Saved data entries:
::::::::::

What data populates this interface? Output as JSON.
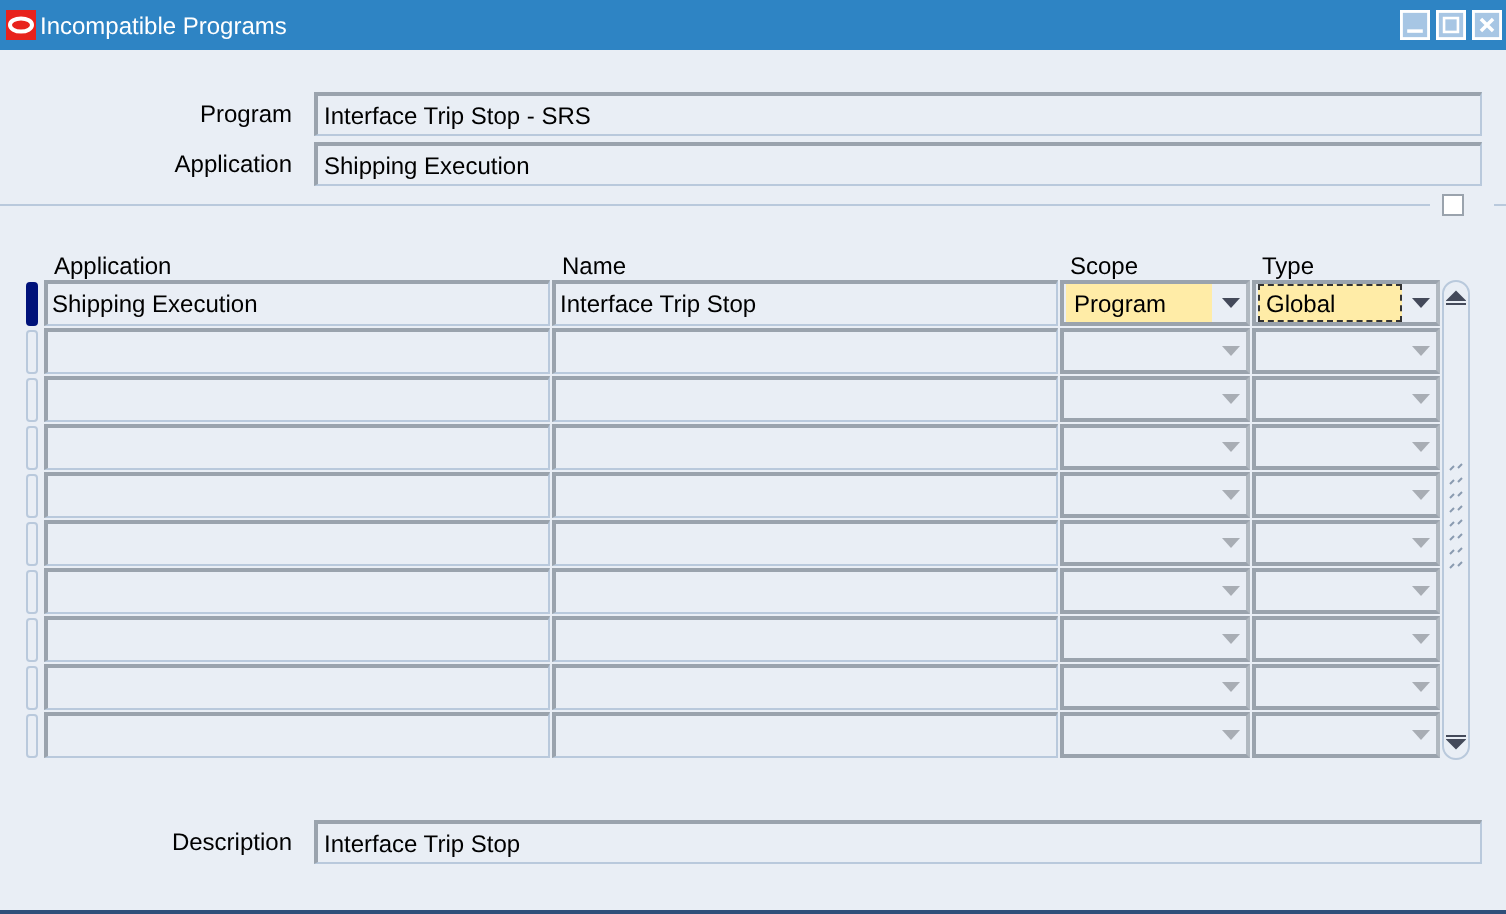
{
  "window": {
    "title": "Incompatible Programs"
  },
  "header": {
    "fields": [
      {
        "label": "Program",
        "value": "Interface Trip Stop - SRS"
      },
      {
        "label": "Application",
        "value": "Shipping Execution"
      }
    ],
    "checkbox": {
      "checked": false
    }
  },
  "table": {
    "columns": [
      "Application",
      "Name",
      "Scope",
      "Type"
    ],
    "rows": [
      {
        "selected": true,
        "highlighted": true,
        "type_focused": true,
        "application": "Shipping Execution",
        "name": "Interface Trip Stop",
        "scope": "Program",
        "type": "Global"
      },
      {
        "selected": false,
        "highlighted": false,
        "type_focused": false
      },
      {
        "selected": false,
        "highlighted": false,
        "type_focused": false
      },
      {
        "selected": false,
        "highlighted": false,
        "type_focused": false
      },
      {
        "selected": false,
        "highlighted": false,
        "type_focused": false
      },
      {
        "selected": false,
        "highlighted": false,
        "type_focused": false
      },
      {
        "selected": false,
        "highlighted": false,
        "type_focused": false
      },
      {
        "selected": false,
        "highlighted": false,
        "type_focused": false
      },
      {
        "selected": false,
        "highlighted": false,
        "type_focused": false
      },
      {
        "selected": false,
        "highlighted": false,
        "type_focused": false
      }
    ]
  },
  "description": {
    "label": "Description",
    "value": "Interface Trip Stop"
  }
}
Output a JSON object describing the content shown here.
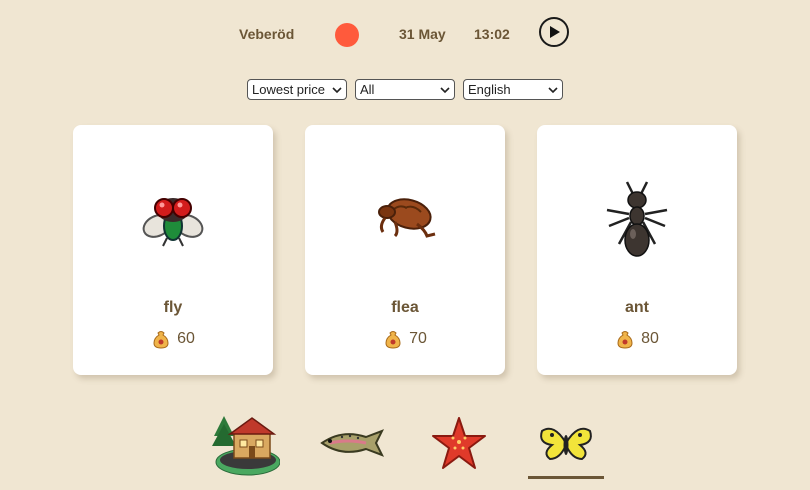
{
  "header": {
    "location": "Veberöd",
    "date": "31 May",
    "time": "13:02",
    "status_color": "#ff5a3c"
  },
  "filters": {
    "sort": "Lowest price",
    "category": "All",
    "language": "English"
  },
  "cards": [
    {
      "name": "fly",
      "price": "60",
      "icon": "fly-icon"
    },
    {
      "name": "flea",
      "price": "70",
      "icon": "flea-icon"
    },
    {
      "name": "ant",
      "price": "80",
      "icon": "ant-icon"
    }
  ],
  "nav": {
    "items": [
      {
        "icon": "museum-house-icon"
      },
      {
        "icon": "fish-icon"
      },
      {
        "icon": "starfish-icon"
      },
      {
        "icon": "butterfly-icon",
        "active": true
      }
    ]
  },
  "colors": {
    "background": "#f0e6d2",
    "text": "#6b5636",
    "card": "#ffffff"
  }
}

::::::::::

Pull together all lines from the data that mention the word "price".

RESULT OF THE EXERCISE:
    "sort": "Lowest price",
      "price": "60",
      "price": "70",
      "price": "80",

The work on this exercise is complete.